The worst part of the recovery is they kept the tube down my nose to my stomach for the first two days after surgery. Apparrently they had real trouble getting emplaced during the initial surgery and they didn't want to risk taking it out and having to put it back in if I had complications. I couldn't swallow and if/when I did it would hurt like the high heavens. Once they took it out (another painful experience) my recovery really started taking off.

One of the things that really saved me was my IPOD. I went to the library and uploaded 3 books that were in CDs into my IPOD. Those books, coupled with the music on the IPOD, were real life-savers to me. They doctors didn’t want me in bed unless I was sleeping so I spent 15 hours a day in a chair, lights off, eyes closed, resting and listening to the books. I was too uncomfortable to actually read a book and watching TV took too much effort (and nothing was good on anyway).

Even though I felt horrible I walked around the ward 5-6 times a day. I always felt better after walking (although initially it was always tough getting started). Keeping your lungs active was a constant challenge. They give you a gadget to blow in to ensure you keep your lungs exercised. Initially this was always pretty painful but after 10 or so huffs it was amazing to see how much the airflow improved and how much better I felt.

I had my 46 staples removed a week after surgery. I was amazed at how painless it was to have them removed. I didn’t feel anything. In less than a week I was walking around, eating well, and feeling pretty good. Within 2 weeks I was sleeping on my side throughout the night.

I should be back to 100% in a couple weeks and plan to go back to work around 13 March. The body’s capacity to heal is pretty amazing. The docs said I could start exercising 6 weeks after surgery

Whenever I had it bad all I had to do was look at the other cancer patients or through the window to the adjacent ward and see the injured heroes from the war being admitted - it put things into perspective rather quickly.

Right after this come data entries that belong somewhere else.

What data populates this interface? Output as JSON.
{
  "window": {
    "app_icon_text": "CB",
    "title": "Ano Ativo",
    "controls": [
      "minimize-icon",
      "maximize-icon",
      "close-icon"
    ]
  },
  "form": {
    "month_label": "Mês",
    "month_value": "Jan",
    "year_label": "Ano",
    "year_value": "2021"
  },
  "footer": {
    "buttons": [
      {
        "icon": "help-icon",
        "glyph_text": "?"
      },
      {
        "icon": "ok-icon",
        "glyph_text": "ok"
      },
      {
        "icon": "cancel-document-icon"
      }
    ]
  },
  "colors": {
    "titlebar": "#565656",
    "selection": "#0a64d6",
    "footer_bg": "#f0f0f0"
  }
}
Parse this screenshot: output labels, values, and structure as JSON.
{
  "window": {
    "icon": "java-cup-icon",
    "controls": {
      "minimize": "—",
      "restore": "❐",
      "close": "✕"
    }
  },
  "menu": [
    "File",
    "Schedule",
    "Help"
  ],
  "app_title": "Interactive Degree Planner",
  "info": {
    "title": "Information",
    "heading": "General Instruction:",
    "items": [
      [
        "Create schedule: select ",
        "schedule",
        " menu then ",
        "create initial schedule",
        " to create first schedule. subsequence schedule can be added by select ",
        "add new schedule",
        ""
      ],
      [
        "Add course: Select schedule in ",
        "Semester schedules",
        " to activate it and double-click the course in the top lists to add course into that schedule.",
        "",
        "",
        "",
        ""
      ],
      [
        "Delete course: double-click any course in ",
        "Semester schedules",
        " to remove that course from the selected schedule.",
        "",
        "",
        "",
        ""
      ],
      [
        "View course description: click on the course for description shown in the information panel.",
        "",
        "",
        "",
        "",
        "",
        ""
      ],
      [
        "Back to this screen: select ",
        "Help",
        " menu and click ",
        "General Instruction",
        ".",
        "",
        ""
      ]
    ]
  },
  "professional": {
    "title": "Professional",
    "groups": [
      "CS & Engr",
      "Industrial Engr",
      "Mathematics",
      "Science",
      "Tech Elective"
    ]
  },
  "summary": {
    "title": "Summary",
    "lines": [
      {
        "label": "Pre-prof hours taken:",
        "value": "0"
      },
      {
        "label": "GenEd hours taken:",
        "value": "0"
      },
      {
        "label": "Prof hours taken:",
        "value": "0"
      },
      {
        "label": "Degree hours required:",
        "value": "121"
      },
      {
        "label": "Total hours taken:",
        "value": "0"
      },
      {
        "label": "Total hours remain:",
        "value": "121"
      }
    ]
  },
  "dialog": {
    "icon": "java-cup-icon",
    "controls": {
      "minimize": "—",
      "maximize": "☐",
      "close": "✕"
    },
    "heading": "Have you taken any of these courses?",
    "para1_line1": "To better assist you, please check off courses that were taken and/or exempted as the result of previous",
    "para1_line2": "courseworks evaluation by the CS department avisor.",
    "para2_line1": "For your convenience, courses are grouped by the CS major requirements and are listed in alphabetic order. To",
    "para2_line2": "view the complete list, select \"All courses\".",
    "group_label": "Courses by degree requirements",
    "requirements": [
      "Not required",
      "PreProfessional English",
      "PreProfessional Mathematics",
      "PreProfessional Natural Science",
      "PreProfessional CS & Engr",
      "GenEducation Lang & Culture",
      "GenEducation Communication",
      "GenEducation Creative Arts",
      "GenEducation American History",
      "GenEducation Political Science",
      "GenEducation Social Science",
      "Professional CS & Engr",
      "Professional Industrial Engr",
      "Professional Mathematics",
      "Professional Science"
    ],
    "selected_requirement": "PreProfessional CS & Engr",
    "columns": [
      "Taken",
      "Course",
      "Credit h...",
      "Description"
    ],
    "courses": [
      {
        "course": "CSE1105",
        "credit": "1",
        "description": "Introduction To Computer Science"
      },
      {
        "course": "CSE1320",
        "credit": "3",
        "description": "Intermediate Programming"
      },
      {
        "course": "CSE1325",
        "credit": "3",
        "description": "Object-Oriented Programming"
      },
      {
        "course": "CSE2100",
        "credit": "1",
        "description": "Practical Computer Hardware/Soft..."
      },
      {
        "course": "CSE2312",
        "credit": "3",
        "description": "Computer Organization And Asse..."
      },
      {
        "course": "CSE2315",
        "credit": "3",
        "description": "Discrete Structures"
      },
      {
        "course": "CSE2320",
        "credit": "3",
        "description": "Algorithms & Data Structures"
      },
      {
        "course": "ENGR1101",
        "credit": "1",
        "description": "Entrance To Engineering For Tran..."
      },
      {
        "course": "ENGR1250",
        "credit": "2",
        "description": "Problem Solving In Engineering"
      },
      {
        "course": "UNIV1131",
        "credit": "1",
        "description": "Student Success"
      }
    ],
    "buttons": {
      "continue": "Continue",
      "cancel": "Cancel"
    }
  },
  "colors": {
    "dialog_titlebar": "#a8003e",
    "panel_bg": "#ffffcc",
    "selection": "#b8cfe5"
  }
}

There are so many people that have it so much worse. I can't believe how lucky and blessed I am.